      Vaccination isn't 100% effective, which is why we want as many people vaccinated as possible to create "firewalls" in the event that one of those who failed to gain immunity from vaccine (or cannot get it due to allergic reactions) got sick, the disease won't spread far.

  •  Thanks, DarkSyde! n/t (1+ / 0-)
    Recommended by:

    Pessimism of the intellect; optimism of the will. - - Antonio Gramsci

    by lehman scott on Sat May 10, 2014 at 10:45:04 AM PDT

  •  Love Bill Nye... but he did not "dominate"... (3+ / 0-)
    Recommended by:
    atana, RiveroftheWest, wonmug

    .. that conversation. He's up against skilled propagandists who operate only have to cast doubt to win. We shouldn't be sending scientists to debate with political operatives masquerading as journalists.

    What can we learn from Bill's mistakes?

    Ms. Cupp was too smart to say, "I don't believe the climate science". Instead, she put up a scientific-looking poll to say that "the public" doesn't believe climate science. Then asked the loaded question "why hasn't Van and the White House done a better job of convincing people?"

    Here at DKos we call this "concern trolling". Her position contains several logical fallacies:

    First is her citing of "Van and the White House" as the source of the Climate Assessment Report. The U.S. Global Change Research Program (USGCRP) was established by Presidential Initiative in 1989 and mandated by Congress in the Global Change Research Act (GCRA) of 1990.

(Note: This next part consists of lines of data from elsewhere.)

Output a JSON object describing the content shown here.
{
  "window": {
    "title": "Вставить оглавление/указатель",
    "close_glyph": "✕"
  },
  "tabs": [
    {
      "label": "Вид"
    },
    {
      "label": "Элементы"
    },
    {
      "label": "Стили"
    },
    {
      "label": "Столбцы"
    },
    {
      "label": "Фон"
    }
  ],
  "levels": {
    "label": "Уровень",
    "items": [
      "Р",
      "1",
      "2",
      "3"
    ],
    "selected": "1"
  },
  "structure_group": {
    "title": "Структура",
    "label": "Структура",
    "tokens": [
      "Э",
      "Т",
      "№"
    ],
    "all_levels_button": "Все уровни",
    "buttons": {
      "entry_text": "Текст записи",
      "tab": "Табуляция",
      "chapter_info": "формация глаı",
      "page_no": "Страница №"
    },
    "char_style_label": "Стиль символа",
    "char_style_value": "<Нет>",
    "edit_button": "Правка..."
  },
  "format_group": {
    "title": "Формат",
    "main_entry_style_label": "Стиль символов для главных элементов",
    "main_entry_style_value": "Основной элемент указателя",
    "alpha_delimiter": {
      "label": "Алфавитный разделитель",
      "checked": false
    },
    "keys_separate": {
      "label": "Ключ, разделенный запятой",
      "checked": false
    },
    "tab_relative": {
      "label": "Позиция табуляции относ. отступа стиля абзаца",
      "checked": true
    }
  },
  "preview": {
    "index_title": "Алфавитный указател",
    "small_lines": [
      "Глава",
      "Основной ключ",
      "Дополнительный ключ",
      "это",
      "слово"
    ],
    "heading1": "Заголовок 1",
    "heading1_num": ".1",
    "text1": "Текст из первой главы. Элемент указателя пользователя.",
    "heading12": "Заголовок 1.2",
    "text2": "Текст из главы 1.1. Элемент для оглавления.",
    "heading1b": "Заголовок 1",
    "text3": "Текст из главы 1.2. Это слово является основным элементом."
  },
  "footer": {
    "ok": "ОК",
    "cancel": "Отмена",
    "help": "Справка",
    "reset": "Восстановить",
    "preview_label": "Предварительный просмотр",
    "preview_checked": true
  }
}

    Second is the insinuation that the public is the arbiter of truth. The only effective response to that is to list examples of the where the public has been fooled by massive disinformation campaigns in the past. "Hey, before 1970, the majority of Americans believed that cigarette smoking  posed no threat to their health. Before 2004, the majority of Americans believed that Saddam Hussein possessed a secret arsenal of WMD's".

    Bill made a huge mistake by citing weather events (tornadoes, hurricanes) as evidence of CC and then got smacked down by more pseudo-science about the last hurricane season.

    "Hurricanes, shmericanes" is not a winning riposte. You can't talk about weather, you can only talk about weather models. Then you say that weather forecasters use weather models (and climate models) every day to issue flood warnings and tornado warnings... and those save lives.

    When Mr. "I'm not a denier" said that shutting down coal plants deprives us of the economic capacity to respond to weather disasters, Bill should have seized that moment to say, "I"m sorry to be the one to tell you this, but you ARE a denier". Then he could have gone forward to talk about the economic benefits of replacing coal with NatGas and then renewables.

    When the subject turned to "disagreement on the facts", Cupp obviously saw the hazard there and interrupted with her blatant remarks about "bullying" and "shaming"... and then retreated behind her concern trolling with "it's not working with the public".

    I'd like to see the rest of the clip, but I wouldn't call this a win for science.

    “It is useless to attempt to reason a man out of a thing
    he was never reasoned into” - Jonathan Swift

    by jjohnjj on Sat May 10, 2014 at 10:49:25 AM PDT

  •  Thank you. (0+ / 0-)

    I was just sight reading through your diary when the part about vaccinations caught my eye. I originally thought that you were advocating against getting your child vaccinated.

    I immediately scrolled down and started to write out a comment that began with, I don't want to be a dick here, but... I was about three sentences deep into it when a voice in my noodle said, `Think of where you're at. Maybe you should go back and read it a little more carefully before you post this.'

    I'm glad I did, or I really would have looked like a dick.

    Thanks again.

Subscribe or Donate to support Daily Kos.

Click here for the mobile view of the site